The Juvenile Justice Institute (JJI) is excited to continue to offer a number of courses that provide University of Nebraska students with valuable, hands-on experience in the juvenile justice field. Students can choose from two tracks: a research track or an internship track.

      • Research track:  This is an opportunity to develop program evaluation skills.  Students are matched with a rural juvenile justice program and perform an evaluation to meet the program administrator’s needs.  Students learn how to assess a program’s needs, develop materials, execute data collection, analyze program data, and present data to officials within the system.
      • Internship track:  This is an opportunity to participate in the day-to-day duties of someone working within a rural juvenile justice program.  Student activities vary, depending upon program staff needs.

 Both tracks give students insight into how juvenile justice programs function and provide perspective on the unique challenges faced by rural programs.  Plus, students gain invaluable real world experience and develop a network of professional contacts.

Juvenile Mentoring

In this two-semester course, students mentor youth who are transitioning back into the community from a Youth Rehabilitation and Treatment Center (YRTC).  The goal of the program is to reduce the rate of recidivism among the juvenile reentry population in Nebraska.

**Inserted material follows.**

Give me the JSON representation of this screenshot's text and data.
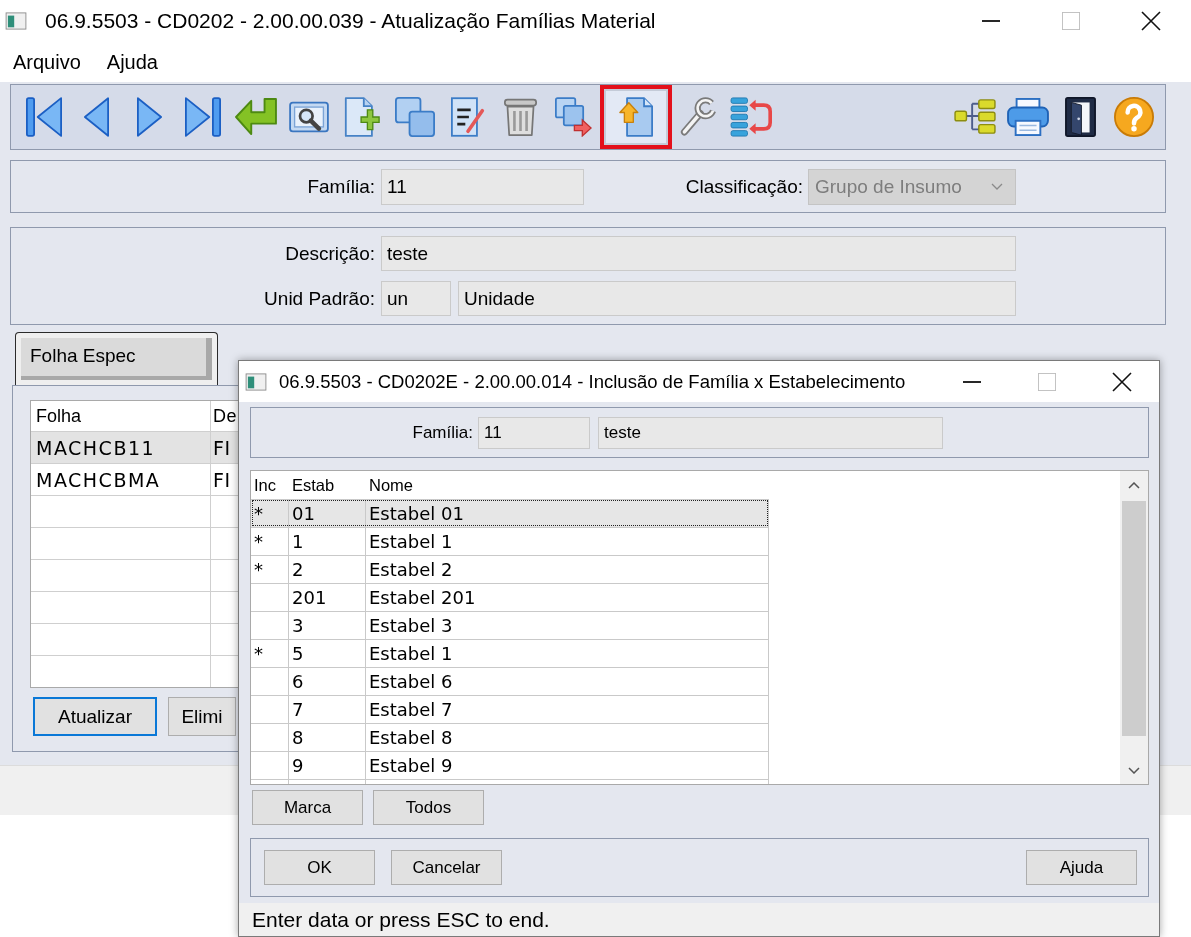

Mentoring begins in the YRTC and continues once youth leave the facility.  Mentors are there to help with the transition home and will continue to work with mentees in the community.   

 Mentors help youth achieve the goals necessary for successful reentry, some of which include finishing high school, applying for college, finding and applying for a job, establishing healthy coping strategies, and developing positive relationships.

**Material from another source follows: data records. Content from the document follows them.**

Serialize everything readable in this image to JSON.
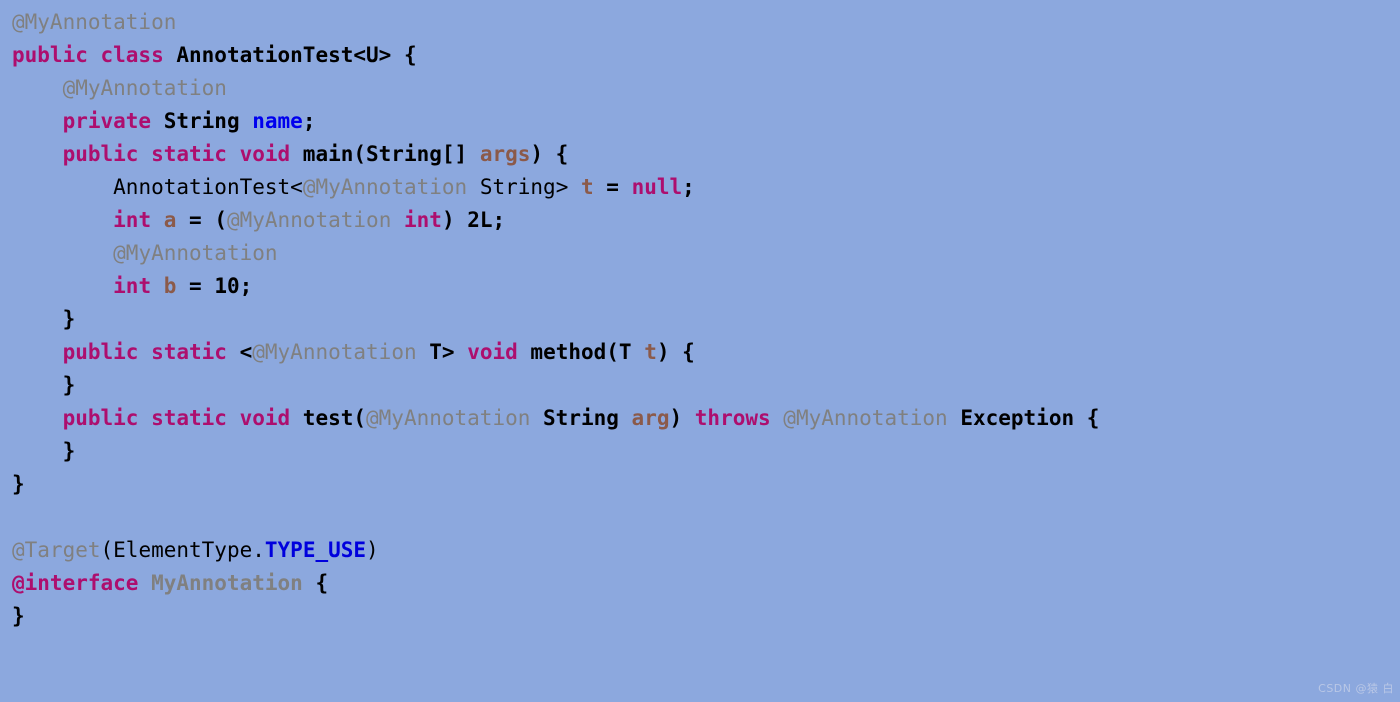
{
  "editor": {
    "language": "java",
    "background_color": "#8ca8de",
    "font_size_px": 21,
    "line_height_px": 33,
    "line_count": 18
  },
  "theme": {
    "keyword_color": "#ad0e6e",
    "annotation_color": "#808080",
    "type_color": "#000000",
    "field_color": "#0000ee",
    "variable_color": "#8b5a4a",
    "constant_color": "#0000dd",
    "number_color": "#000000",
    "punctuation_color": "#000000"
  },
  "watermark": {
    "text": "CSDN @猿 白"
  },
  "code": {
    "plain_text": "@MyAnnotation\npublic class AnnotationTest<U> {\n    @MyAnnotation\n    private String name;\n    public static void main(String[] args) {\n        AnnotationTest<@MyAnnotation String> t = null;\n        int a = (@MyAnnotation int) 2L;\n        @MyAnnotation\n        int b = 10;\n    }\n    public static <@MyAnnotation T> void method(T t) {\n    }\n    public static void test(@MyAnnotation String arg) throws @MyAnnotation Exception {\n    }\n}\n\n@Target(ElementType.TYPE_USE)\n@interface MyAnnotation {\n}",
    "lines": [
      {
        "n": 1,
        "text": "@MyAnnotation"
      },
      {
        "n": 2,
        "text": "public class AnnotationTest<U> {"
      },
      {
        "n": 3,
        "text": "    @MyAnnotation"
      },
      {
        "n": 4,
        "text": "    private String name;"
      },
      {
        "n": 5,
        "text": "    public static void main(String[] args) {"
      },
      {
        "n": 6,
        "text": "        AnnotationTest<@MyAnnotation String> t = null;"
      },
      {
        "n": 7,
        "text": "        int a = (@MyAnnotation int) 2L;"
      },
      {
        "n": 8,
        "text": "        @MyAnnotation"
      },
      {
        "n": 9,
        "text": "        int b = 10;"
      },
      {
        "n": 10,
        "text": "    }"
      },
      {
        "n": 11,
        "text": "    public static <@MyAnnotation T> void method(T t) {"
      },
      {
        "n": 12,
        "text": "    }"
      },
      {
        "n": 13,
        "text": "    public static void test(@MyAnnotation String arg) throws @MyAnnotation Exception {"
      },
      {
        "n": 14,
        "text": "    }"
      },
      {
        "n": 15,
        "text": "}"
      },
      {
        "n": 16,
        "text": ""
      },
      {
        "n": 17,
        "text": "@Target(ElementType.TYPE_USE)"
      },
      {
        "n": 18,
        "text": "@interface MyAnnotation {"
      },
      {
        "n": 19,
        "text": "}"
      }
    ],
    "tokens": {
      "l1": {
        "ann": "@MyAnnotation"
      },
      "l2": {
        "kw1": "public class ",
        "type": "AnnotationTest<U>",
        "sp": " ",
        "brace": "{"
      },
      "l3": {
        "indent": "    ",
        "ann": "@MyAnnotation"
      },
      "l4": {
        "indent": "    ",
        "kw": "private ",
        "type": "String ",
        "field": "name",
        "semi": ";"
      },
      "l5": {
        "indent": "    ",
        "kw": "public static void ",
        "type": "main(String[] ",
        "var": "args",
        "tail": ") {"
      },
      "l6": {
        "indent": "        ",
        "plain": "AnnotationTest<",
        "ann": "@MyAnnotation",
        "plain2": " String> ",
        "var": "t",
        "eq": " = ",
        "kw": "null",
        "semi": ";"
      },
      "l7": {
        "indent": "        ",
        "kw": "int ",
        "var": "a",
        "eq": " = ",
        "paren": "(",
        "ann": "@MyAnnotation ",
        "kw2": "int",
        "paren2": ") ",
        "num": "2L;"
      },
      "l8": {
        "indent": "        ",
        "ann": "@MyAnnotation"
      },
      "l9": {
        "indent": "        ",
        "kw": "int ",
        "var": "b",
        "eq": " = ",
        "num": "10;"
      },
      "l10": {
        "indent": "    ",
        "brace": "}"
      },
      "l11": {
        "indent": "    ",
        "kw": "public static ",
        "lt": "<",
        "ann": "@MyAnnotation ",
        "type": "T> ",
        "kw2": "void ",
        "type2": "method(T ",
        "var": "t",
        "tail": ") {"
      },
      "l12": {
        "indent": "    ",
        "brace": "}"
      },
      "l13": {
        "indent": "    ",
        "kw": "public static void ",
        "type": "test(",
        "ann": "@MyAnnotation ",
        "type2": "String ",
        "var": "arg",
        "paren": ") ",
        "kw2": "throws ",
        "ann2": "@MyAnnotation ",
        "type3": "Exception ",
        "brace": "{"
      },
      "l14": {
        "indent": "    ",
        "brace": "}"
      },
      "l15": {
        "brace": "}"
      },
      "l16": {
        "blank": " "
      },
      "l17": {
        "ann": "@Target",
        "plain": "(ElementType.",
        "const": "TYPE_USE",
        "plain2": ")"
      },
      "l18": {
        "kw": "@interface ",
        "ann": "MyAnnotation ",
        "brace": "{"
      },
      "l19": {
        "brace": "}"
      }
    }
  }
}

Interested UNL students should contact Dr. Anne Hobbs at for permission to enroll for course credit in the opportunities mentioned.